— Your task —
In the records that follow, find each line containing "name" and copy it.

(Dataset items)
═══

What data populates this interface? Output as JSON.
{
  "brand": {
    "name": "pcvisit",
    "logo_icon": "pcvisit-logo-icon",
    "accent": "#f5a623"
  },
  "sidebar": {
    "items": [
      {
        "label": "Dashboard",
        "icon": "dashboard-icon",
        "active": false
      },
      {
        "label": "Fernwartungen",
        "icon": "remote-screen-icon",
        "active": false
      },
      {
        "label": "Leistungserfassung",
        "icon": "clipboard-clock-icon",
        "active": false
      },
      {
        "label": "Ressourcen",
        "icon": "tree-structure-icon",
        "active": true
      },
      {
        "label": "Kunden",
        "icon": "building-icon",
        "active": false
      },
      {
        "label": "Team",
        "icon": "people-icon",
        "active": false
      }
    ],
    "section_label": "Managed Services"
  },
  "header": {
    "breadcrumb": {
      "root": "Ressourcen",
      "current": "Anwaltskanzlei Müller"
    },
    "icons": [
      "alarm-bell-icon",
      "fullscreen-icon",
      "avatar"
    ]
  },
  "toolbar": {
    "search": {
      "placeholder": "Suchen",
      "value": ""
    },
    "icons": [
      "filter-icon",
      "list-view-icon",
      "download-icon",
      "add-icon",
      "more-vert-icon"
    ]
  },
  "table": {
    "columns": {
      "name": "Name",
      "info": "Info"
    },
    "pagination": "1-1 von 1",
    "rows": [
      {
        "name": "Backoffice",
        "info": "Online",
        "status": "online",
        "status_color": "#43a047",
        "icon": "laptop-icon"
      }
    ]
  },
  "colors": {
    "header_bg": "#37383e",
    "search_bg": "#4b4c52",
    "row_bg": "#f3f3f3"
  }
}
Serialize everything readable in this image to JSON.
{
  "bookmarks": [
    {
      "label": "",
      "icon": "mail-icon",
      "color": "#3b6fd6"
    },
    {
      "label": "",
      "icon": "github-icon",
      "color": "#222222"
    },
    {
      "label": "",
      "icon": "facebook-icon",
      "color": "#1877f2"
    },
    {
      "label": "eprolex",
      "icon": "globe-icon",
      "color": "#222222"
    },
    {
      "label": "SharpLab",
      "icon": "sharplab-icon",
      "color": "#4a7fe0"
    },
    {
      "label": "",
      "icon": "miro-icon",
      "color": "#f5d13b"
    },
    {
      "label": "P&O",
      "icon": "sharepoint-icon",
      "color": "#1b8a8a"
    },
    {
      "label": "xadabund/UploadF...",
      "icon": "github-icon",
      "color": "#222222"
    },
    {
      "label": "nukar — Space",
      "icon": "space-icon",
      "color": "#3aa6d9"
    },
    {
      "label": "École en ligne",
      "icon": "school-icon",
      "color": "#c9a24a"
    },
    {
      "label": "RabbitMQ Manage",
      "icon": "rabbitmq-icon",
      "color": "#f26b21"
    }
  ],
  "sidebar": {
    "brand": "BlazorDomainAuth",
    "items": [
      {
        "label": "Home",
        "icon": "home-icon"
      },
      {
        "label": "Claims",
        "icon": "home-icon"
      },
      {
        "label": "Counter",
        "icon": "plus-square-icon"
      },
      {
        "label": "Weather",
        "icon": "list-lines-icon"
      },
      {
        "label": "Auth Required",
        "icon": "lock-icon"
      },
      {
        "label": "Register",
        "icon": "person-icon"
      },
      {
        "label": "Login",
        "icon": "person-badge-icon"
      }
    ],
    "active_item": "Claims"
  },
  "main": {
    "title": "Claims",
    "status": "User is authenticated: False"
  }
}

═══

— Exercise output —
    "name": "pcvisit",
      "name": "Name",
        "name": "Backoffice",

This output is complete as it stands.